- _WHAT YOU ARE ASKED TO DO_: Exclude the pictures, and otherwise reproduce the data in full.

-- -- --

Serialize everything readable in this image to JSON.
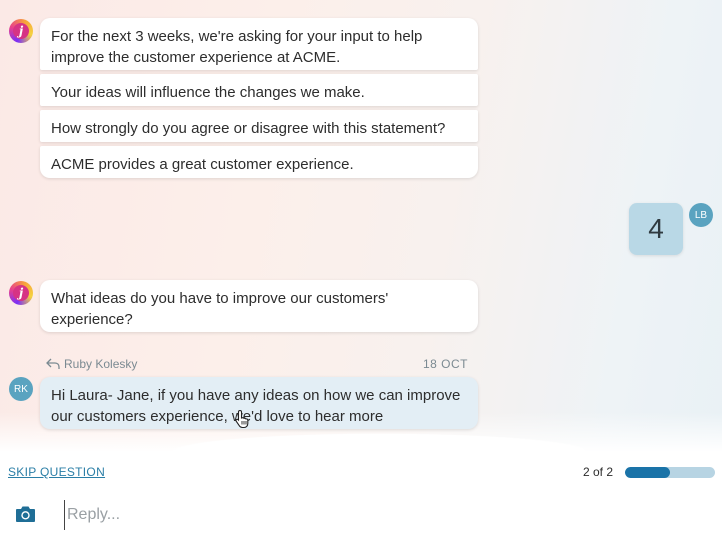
{
  "conversation": {
    "bot_avatar_letter": "j",
    "first_message": [
      "For the next 3 weeks, we're asking for your input to help improve the customer experience at ACME.",
      "Your ideas will influence the changes we make.",
      "How strongly do you agree or disagree with this statement?",
      "ACME provides a great customer experience."
    ],
    "user_answer": "4",
    "user_initials": "LB",
    "second_message": "What ideas do you have to improve our customers' experience?",
    "reply_author": "Ruby Kolesky",
    "reply_date": "18 OCT",
    "reply_initials": "RK",
    "reply_message": "Hi Laura- Jane, if you have any ideas on how we can improve our customers experience, we'd love to hear more"
  },
  "footer": {
    "skip_label": "SKIP QUESTION",
    "progress_label": "2 of 2",
    "progress_fraction": 0.5,
    "progress_color": "#1a73a8",
    "track_color": "#b7d4e3"
  },
  "composer": {
    "camera_icon": "camera-icon",
    "reply_placeholder": "Reply..."
  }
}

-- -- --

- _OUTPUT_:
Serialize everything readable in this image to JSON.
{
  "conversation": {
    "bot_avatar_letter": "j",
    "first_message": [
      "For the next 3 weeks, we're asking for your input to help improve the customer experience at ACME.",
      "Your ideas will influence the changes we make.",
      "How strongly do you agree or disagree with this statement?",
      "ACME provides a great customer experience."
    ],
    "user_answer": "4",
    "user_initials": "LB",
    "second_message": "What ideas do you have to improve our customers' experience?",
    "reply_author": "Ruby Kolesky",
    "reply_date": "18 OCT",
    "reply_initials": "RK",
    "reply_message": "Hi Laura- Jane, if you have any ideas on how we can improve our customers experience, we'd love to hear more"
  },
  "footer": {
    "skip_label": "SKIP QUESTION",
    "progress_label": "2 of 2",
    "progress_fraction": 0.5,
    "progress_color": "#1a73a8",
    "track_color": "#b7d4e3"
  },
  "composer": {
    "camera_icon": "camera-icon",
    "reply_placeholder": "Reply..."
  }
}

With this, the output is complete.